8 IN CASE OF EMERGENCY | March 17, 2020

be prepared to take precautions. In an emergency, describe your symptoms, travel history and any sick contacts when you first arrive at the facility so that appropriate precautions can be taken. Until more is understood about the virus, older people and people with a weakened immune system or underlying medical condition are considered at higher risk of severe disease.

HOW DO I PROTECT MYSELF AND MY FAMILY? Follow the same advice that public health officials recommend for the cold and flu season: wash your hands often with soap and water, cover your mouth and nose when coughing or sneezing, avoid others who are unwell, and stay home when you are sick. The most important thing you can do to prevent coronavirus and other illnesses is to wash your hands regularly and avoid touching your face. Cover your mouth when you cough so you’re not exposing other people. If you are sick yourself, stay away from others. Contact your health-care provider ahead of time so you can be safely assessed.

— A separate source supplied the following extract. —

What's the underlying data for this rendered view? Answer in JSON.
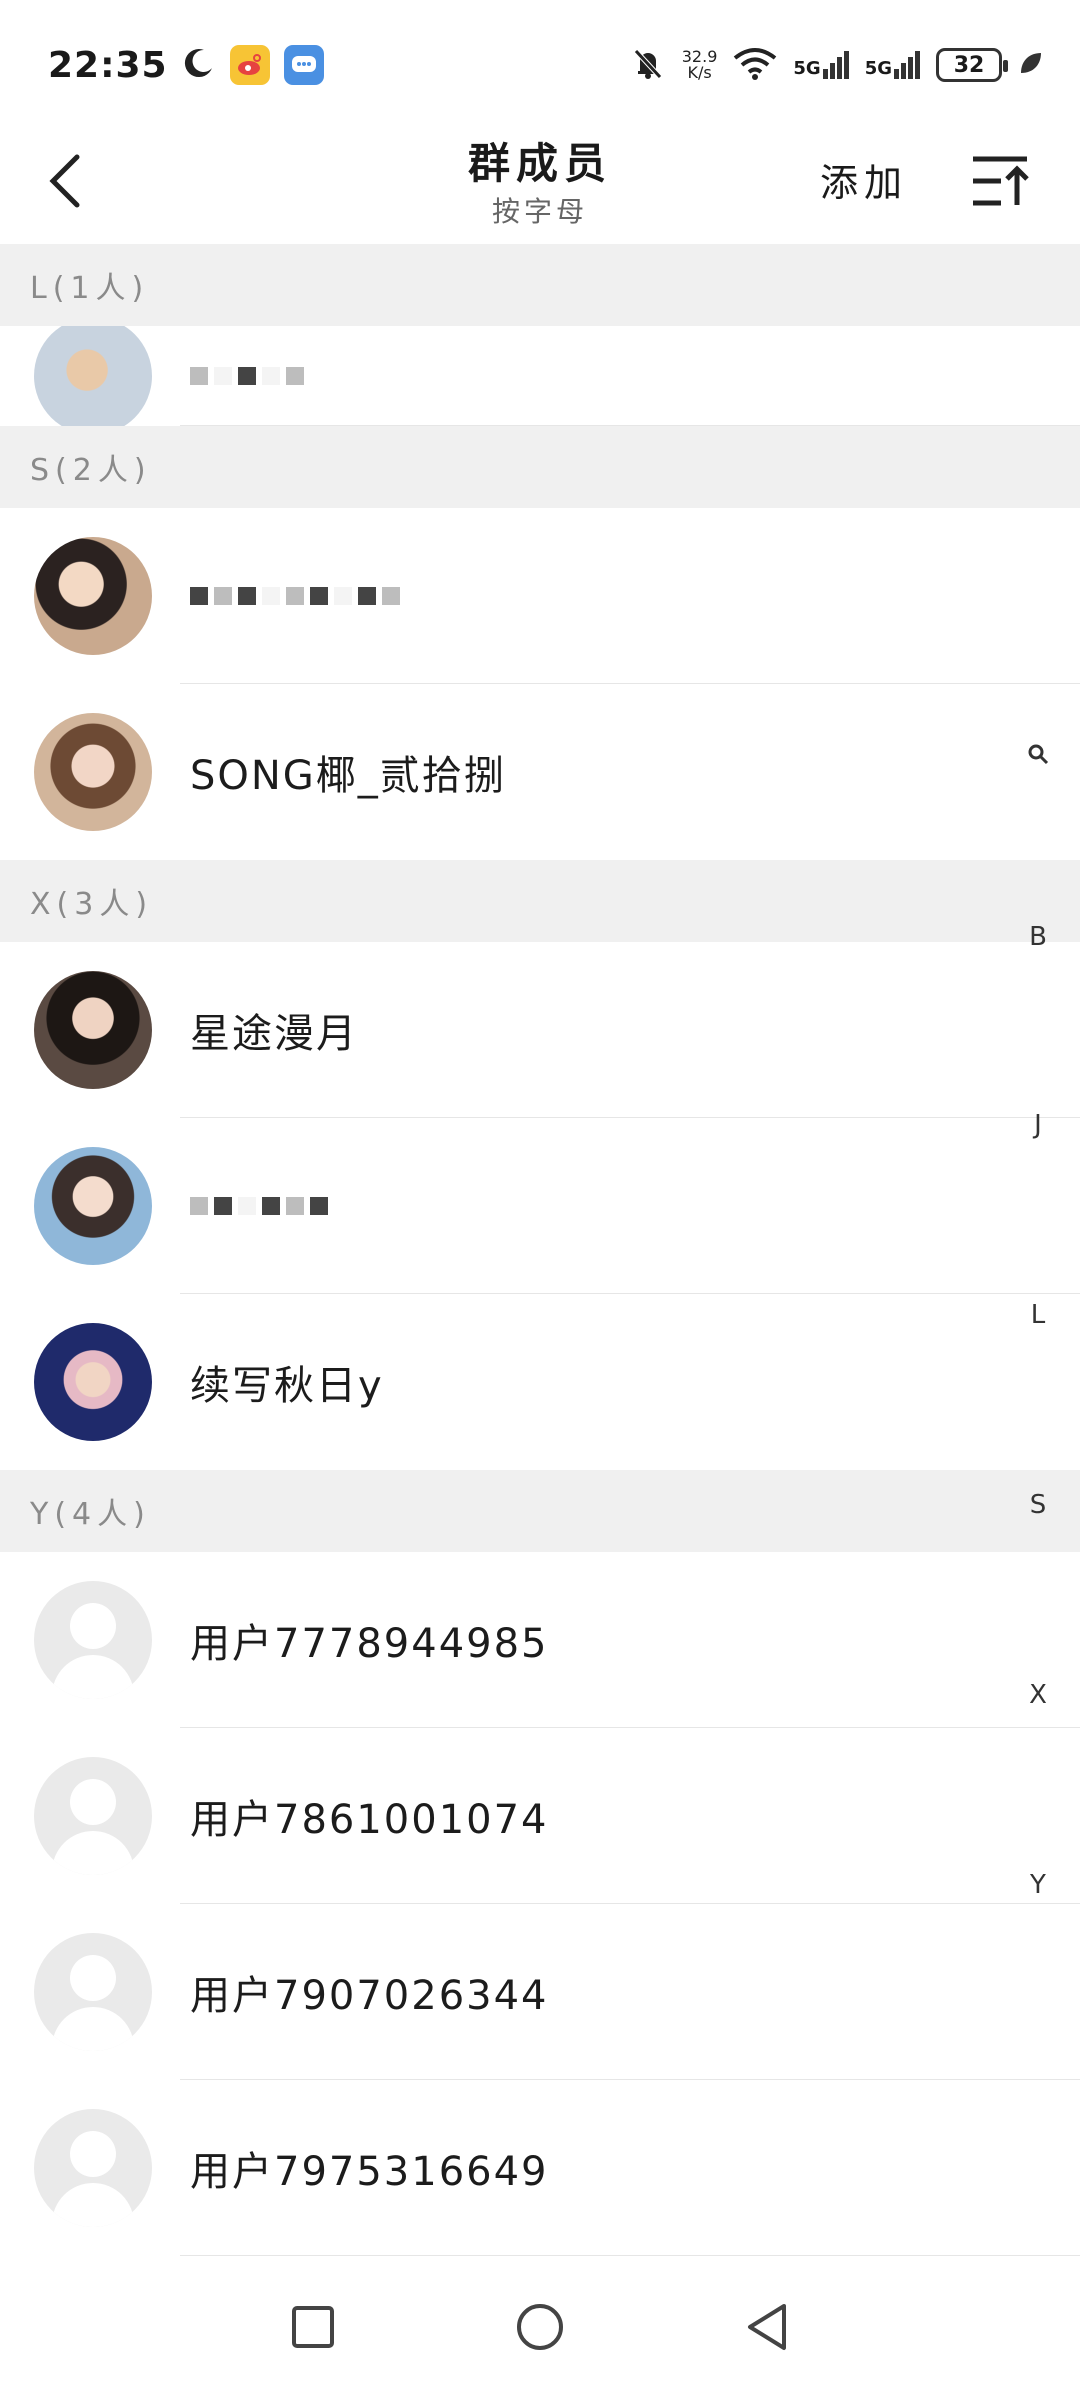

WHAT IS THE RISK TO THE PUBLIC? The risk of spread of this virus in B.C. communities remains low at this time. In B.C., Canada and many other countries, we continue to be in active containment mode to detect cases and respond to prevent the virus from spreading in the community. We are closely monitoring the global situation and recognize that the virus is spreading within communities in other parts of the world. We are preparing and planning for more widespread transmission in BC and Canada to mitigate the impact of the virus on individuals, the health care system and the community.

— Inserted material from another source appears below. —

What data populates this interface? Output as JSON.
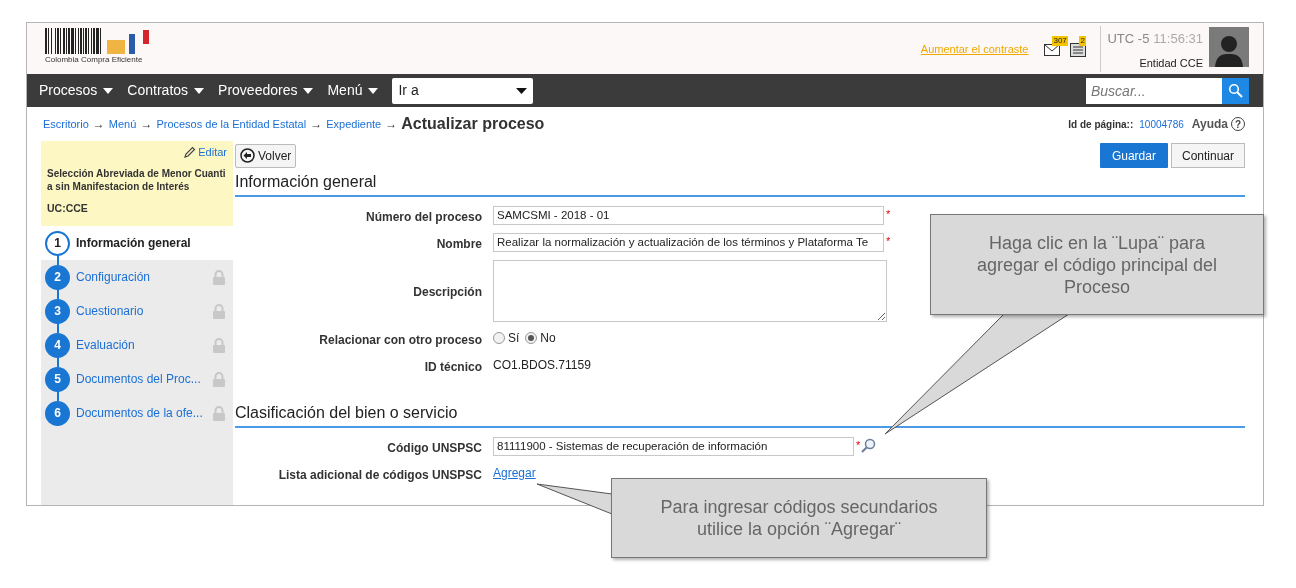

To our knowledge, no one has become ill from touching a package from China so far and the risk is low.

People arriving in Canada from Hubei Province, China, Iran and Italy are asked to stay home and self-isolate for 14 days and monitor closely for symptoms of illness. If any symptoms arise, connect with your primary care provider, local public health office or call 8-1-1.

COVID-19 is transmitted through respiratory droplets that come from a person’s throat or lungs when they’re coughing or sneezing. While droplets can fall on surfaces including packages, viruses in the coronavirus family don’t survive very long on surfaces. They are sensitive to the environment and likely won’t survive for the amount of time it takes for packages to travel internationally.

Canada has active COVID-19 travel advisories for: • China • France • Germany

We recommend washing your hands frequently with soap and warm water for at least 20 seconds as a precaution to further lower your risk of getting sick from COVID-19 and other viruses. Whenever you have touched surfaces, packages or other people, wash your hands before you touch your face, take care of other people or prepare food.

• Hong Kong


Canada is also recommending that Canadians avoid all cruise ship travel due to the ongoing COVID-19 outbreak.

The Ministry of Health and BCCDC, working with many partners, have plans and are prepared to respond to new illnesses of public health concern.

British Columbians should monitor their health while they are travelling and after they return. If you have any symptoms at all of a cold or influenza, even if they’re mild, stay away from others. If you have been to areas, particularly where we know there has been transmission of COVID-19, then call your health care provider, call 8-1-1, call public health. Always tell health care providers about recent travel if you become ill after returning to Canada.

We have been actively monitoring the situation with COVID-19 over the past weeks, together with national and international groups, to be ready for identifying and caring for those who may have COVID-19 and to prevent its spread. B.C. developed one of the first tests to confirm COVID-19. A Provincial Coordination Committee is in place to respond to COVID-19 in British Columbia. This committee will co-ordinate provincial preparedness and response across our health sector.

• Iran • Italy • Japan • Singapore • South Korea • Spain

Profile for Times Colonist

Emergency Preparedness  

Recommendations could not be loaded

Recommendations could not be loaded

Recommendations could not be loaded

Recommendations could not be loaded